Blessed be the God and Father of our Lord Jesus Christ! According to his great mercy, he has caused us to be born again to a living hope through the resurrection of Jesus Christ from the dead, to an inheritance that is imperishable, undefiled, and unfading, kept in heaven for you, who by God’s power are being guarded through faith for a salvation ready to be revealed in the last time.
In this you rejoice, though now for a little while, if necessary, you have been grieved by various trials, so that the tested genuineness of your faith—more precious than gold that perishes though it is tested by fire—may be found to result in praise and glory and honor at the revelation of Jesus Christ. (1 Peter 1:3-7, emphasis added)
We who have put our faith in Jesus Christ can indeed rejoice, though now for a little while we are grieved by various trials. Peter gives us permission to grieve the trials we face, but he also reminds us our time on earth is brief.
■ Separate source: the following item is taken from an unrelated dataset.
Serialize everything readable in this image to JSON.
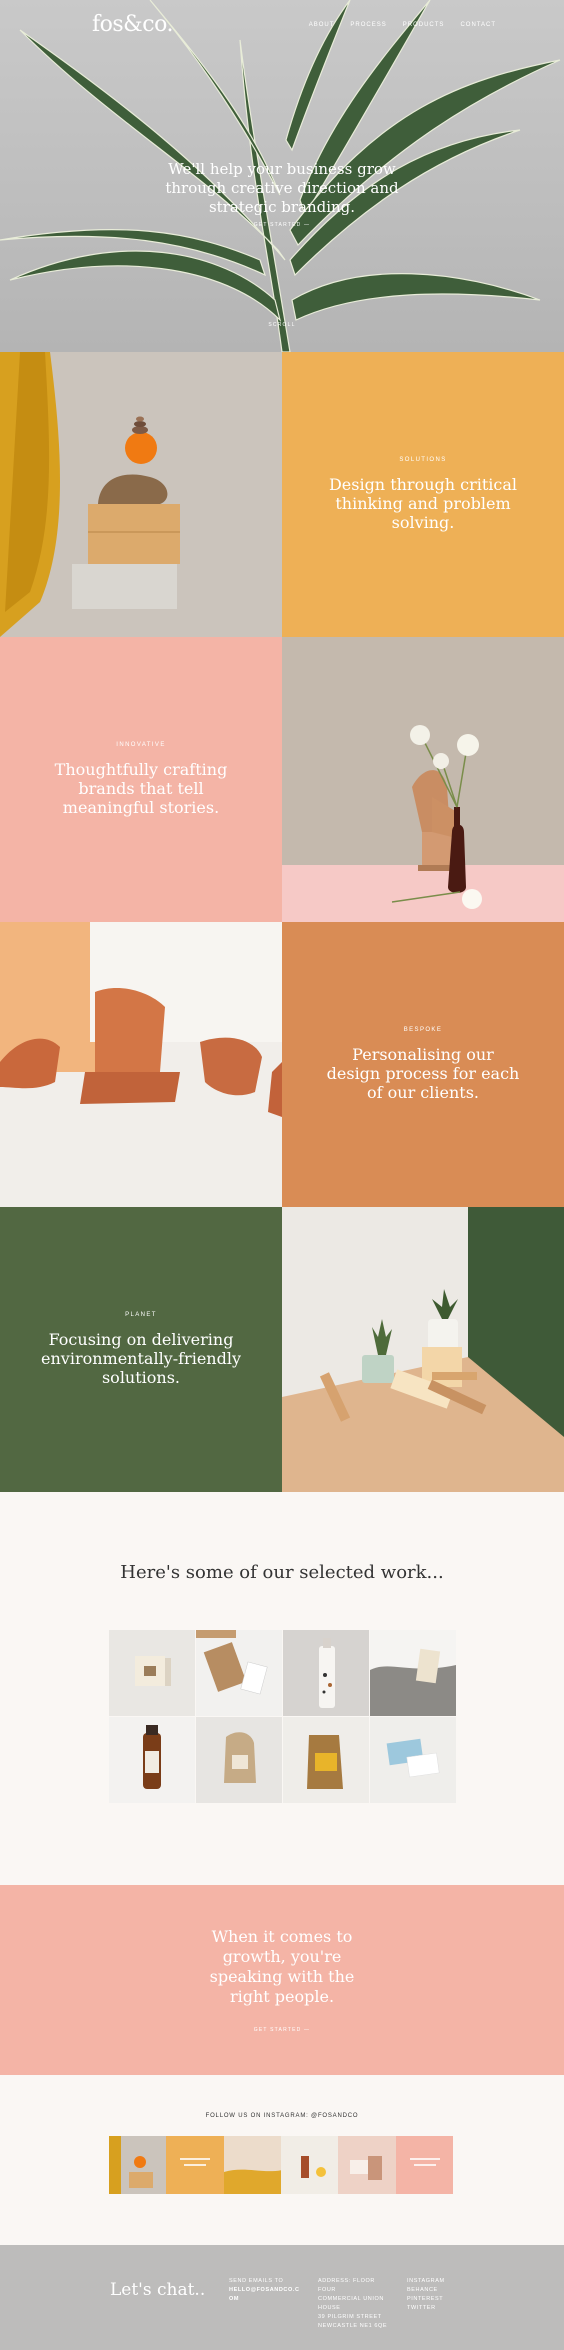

Each hardship we experience is a mere blink of an eye when compared to eternity.
Can you imagine a life free from the sorrow, disease, and sin that plagues us? What about a life that continues on and on, forever, without a single trouble? Eternity feels foreign to us; it seems impossible at times, if we’re honest. But in the blink of an eye, eternal joy in the presence of God will be our reality.
Amidst the harsh valleys of this life, we have so many reasons to rejoice! Those who’ve been “born again” receive not only salvation, but also an incorruptible inheritance. This inheritance includes not just heaven, but more importantly, Jesus himself. Furthermore, we know everything we face is being used for our sanctification. None of our pain is wasted. And lastly, rejoicing is ours because we too will be raised to life.
3. With Victory
Grieving with hope is possible because Jesus has conquered sin and death. Because Jesus died the death we deserved for our sin and was raised to life by the Holy Spirit, those who put their faith in him will one day rise as well. Death no more has dominion over us!
We will shout together for all eternity, “O death, where is your victory? O death, where is your sting?” (1 Corinthians 15:55). And death will return no answer.
Jesus crushed the serpent—he conquered the curse—by his work on the cross, just as it was prophesied of him from the beginning (Genesis 3:15). We live in the “already, not yet” of redemption history. The work of redemption is already finished, and yet, the reality is not fully realized. Though we’re forgiven and restored to right relationship with God, sin still wages war within our hearts. But the victory is sealed.
They will make war on the Lamb, and the Lamb will conquer them, for he is Lord of lords and King of kings, and those with him are called and chosen and faithful. (Revelation 17:14)
We Await Glory
Many times, our afflictions don’t feel momentary, do they? And I think that’s okay. Maybe our groaning is meant to draw us near to the only One who can bring joy and peace in the midst of the storm.
Let’s cling to this truth: One day, we will be raised to life with Christ. On that day, our tears will be no more and we will see just how momentary each affliction—even the hardest to fathom—truly was.
For I consider that the sufferings of this present time are not worth comparing with the glory that is to be revealed to us. (Romans 8:18)
Right now, this may not feel like it could possibly be true, but it is true. May God give us grace to groan and grieve with hope even when our momentary afflictions don’t feel so momentary.
[Photo Credit: Unsplash]